In chapter 4 of Social Geographies: Space and Society, Valentine discusses the concept of community in relation to they way they mobilize and come together. The author talks about ‘natural communities’ and Darwin’s theories surrounding the relationships between organisms and their surroundings. Also discussed are the theories of Park, who looks at community through competition, ecological dominance, and invasion and succession. While I don’t agree with everything that Valentine asserts, I believe that it is important to understand the concepts underpinning the way that communities develop. Over the past 50 years, the church has broken into many different types of communities. Some of these communities are thriving, while others struggle. There are many theories about how to start and grow a church community, yet few of them consider the natural evolution of how communities form. They don’t consider the “fit factor”.
We know that our culture is consumer driven, and that communities grow based on the value that we place on housing, schools, etc. For example, I live in a small, wealthier community. Our town is somewhat segregated from the poverty in a nearby town just 5 miles away. People have paid large sums of money to live in this community. The wealthier people contribute to the local school system, which has become one of the best in the state. It has been difficult for people with lower incomes to move into the community due to the high taxes and real estate rates. With the recent economic downturn, many in the community have had a difficult selling their homes. As a result, real estate prices have recently dropped, as the high prices can no longer be supported. This is providing an opportunity for some to purchase homes in the village, who could not previously afford to. People are attracted to the community due to the culture, esthetics, and general feel of the community. The people within the community have common interests. Education is highly valued, as is care and keeping of the environment. People have moved into the community because they are drawn to the lifestyle and type of people who live here. Yet, as new people move in the dogma of the village could change over time.

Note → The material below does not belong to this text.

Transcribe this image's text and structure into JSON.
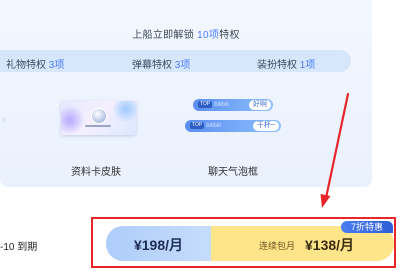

I’ve often been told that people surround themselves with others who are like them. They want to hang out and spend time with people who have common interests. I believe that this is also true of church communities. Too often churches fail to grow because they seek to build community with others who aren’t like them. They either send their people into new communities with a vision to attract the people and start a new church, or the community around their physical space changes. I saw this first hand with our previous church. They were located in a neighborhood that had changed over the prior 30 years. At one time, the community surrounding the church was full of children and younger generations. Today, the same community is mainly retired individuals. The church attracts individuals over age 50, and has growth in this area. However, the new pastor and his team have spent countless hours and dollars trying to ‘revitalize’ the church by focusing on youth and young families. They aren’t seeing success, as they don’t know how to attract and relate to that generation. If the church wants to grow, then they would be better to focus ministry efforts on the older community who so desperately wants to be involved in serving together. I believe we need to leverage the concept of a natural community in our church environments. While we should welcome diversity and to be willing to go outside of our comfort zones, I also believe that natural communities develop whether they are intended or not. In the example of my prior church, the people simply don’t have the capacity to build community with younger generations. Most in the church simply can’t relate to and have a limited understanding of what most young professionals and families experience in their day-to-day lives. How could we minister more effectively if we considered the “fit” between the people building church community and living in church community?
 Valentine, Gill. Social Geographies: Space and Society. New York, N.Y.: Prentice Hall, ©2001.